Now we are ready to make a simple /etc/ipsec.conf file for our host to host tunnel. The psk is only in /etc/ipsec.secrets and there are no signs about it in /etc/ipsec.conf.

# /etc/ipsec.conf

config setup

conn mytunnel
    # use auto=start when done testing the tunnel

In this simple case you can use the identical configuration file on both east and west. They will auto-detect if they are "left" or "right".

First, ensure ipsec is started:

ipsec setup start

Then ensure the secret is loaded - this is only required if ipsec service was already running:

ipsec auto --rereadsecrets

Then ensure the connection loaded:

ipsec auto --add mytunnel

And then try and bring up the tunnel:

ipsec auto --up mytunnel

If all went well, you should see something like:
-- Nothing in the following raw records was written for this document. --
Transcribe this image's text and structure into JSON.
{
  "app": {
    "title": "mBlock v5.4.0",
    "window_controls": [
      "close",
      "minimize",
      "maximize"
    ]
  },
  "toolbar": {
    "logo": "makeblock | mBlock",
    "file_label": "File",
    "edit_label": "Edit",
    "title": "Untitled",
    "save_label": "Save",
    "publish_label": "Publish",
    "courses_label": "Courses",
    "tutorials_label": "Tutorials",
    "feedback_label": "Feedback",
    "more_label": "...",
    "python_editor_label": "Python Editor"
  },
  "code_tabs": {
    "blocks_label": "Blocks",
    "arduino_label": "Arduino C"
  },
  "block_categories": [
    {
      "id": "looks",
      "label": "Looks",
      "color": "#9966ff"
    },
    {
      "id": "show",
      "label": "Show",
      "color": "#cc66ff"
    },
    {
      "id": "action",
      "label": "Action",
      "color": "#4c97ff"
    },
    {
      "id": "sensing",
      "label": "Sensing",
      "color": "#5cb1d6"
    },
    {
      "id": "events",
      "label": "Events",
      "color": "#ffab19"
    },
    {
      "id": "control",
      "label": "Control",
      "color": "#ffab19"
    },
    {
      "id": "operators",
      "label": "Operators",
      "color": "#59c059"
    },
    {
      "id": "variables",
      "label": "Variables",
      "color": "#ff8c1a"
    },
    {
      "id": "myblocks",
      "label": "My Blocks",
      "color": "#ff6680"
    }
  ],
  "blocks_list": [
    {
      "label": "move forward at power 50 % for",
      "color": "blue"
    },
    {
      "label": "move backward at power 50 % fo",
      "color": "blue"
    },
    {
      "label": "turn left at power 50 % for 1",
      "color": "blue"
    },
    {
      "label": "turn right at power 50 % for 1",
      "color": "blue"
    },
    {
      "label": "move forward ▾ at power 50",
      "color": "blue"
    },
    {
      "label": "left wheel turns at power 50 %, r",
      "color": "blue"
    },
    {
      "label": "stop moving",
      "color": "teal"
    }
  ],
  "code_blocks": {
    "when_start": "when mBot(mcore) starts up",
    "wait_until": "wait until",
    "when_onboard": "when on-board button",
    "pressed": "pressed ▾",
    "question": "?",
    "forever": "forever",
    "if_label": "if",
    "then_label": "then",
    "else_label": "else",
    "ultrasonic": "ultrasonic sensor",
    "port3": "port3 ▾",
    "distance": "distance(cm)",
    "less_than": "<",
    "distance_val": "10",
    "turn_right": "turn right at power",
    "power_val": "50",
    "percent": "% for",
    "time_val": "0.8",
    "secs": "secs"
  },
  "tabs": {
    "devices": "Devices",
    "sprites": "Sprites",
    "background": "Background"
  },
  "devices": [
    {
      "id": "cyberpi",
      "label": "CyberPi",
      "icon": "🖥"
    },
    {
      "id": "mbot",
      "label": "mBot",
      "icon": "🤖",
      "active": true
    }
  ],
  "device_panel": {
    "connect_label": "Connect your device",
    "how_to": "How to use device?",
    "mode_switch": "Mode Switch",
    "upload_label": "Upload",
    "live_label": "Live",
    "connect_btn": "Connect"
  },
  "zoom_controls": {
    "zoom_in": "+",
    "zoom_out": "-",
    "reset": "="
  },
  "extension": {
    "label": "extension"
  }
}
# ipsec auto --up  mytunnel
104 "mytunnel" #1: STATE_MAIN_I1: initiate
003 "mytunnel" #1: received Vendor ID payload [Dead Peer Detection]
003 "mytunnel" #1: received Vendor ID payload [FRAGMENTATION]
106 "mytunnel" #1: STATE_MAIN_I2: sent MI2, expecting MR2
108 "mytunnel" #1: STATE_MAIN_I3: sent MI3, expecting MR3
003 "mytunnel" #1: received Vendor ID payload [CAN-IKEv2]
004 "mytunnel" #1: STATE_MAIN_I4: ISAKMP SA established {auth=PRESHARED_KEY cipher=aes_128 integ=sha group=MODP2048}
117 "mytunnel" #2: STATE_QUICK_I1: initiate
004 "mytunnel" #2: STATE_QUICK_I2: sent QI2, IPsec SA established tunnel mode {ESP=>0xESPESP <0xESPESP xfrm=AES_128-HMAC_SHA1 NATOA=none NATD=none DPD=passive}

If you want the tunnel to start when the machine starts, change "auto=add" to "auto=start". Also ensure that your system starts the ipsec service on boot. This can be done using the "service" or "systemctl" command, depending on the init system used for the server.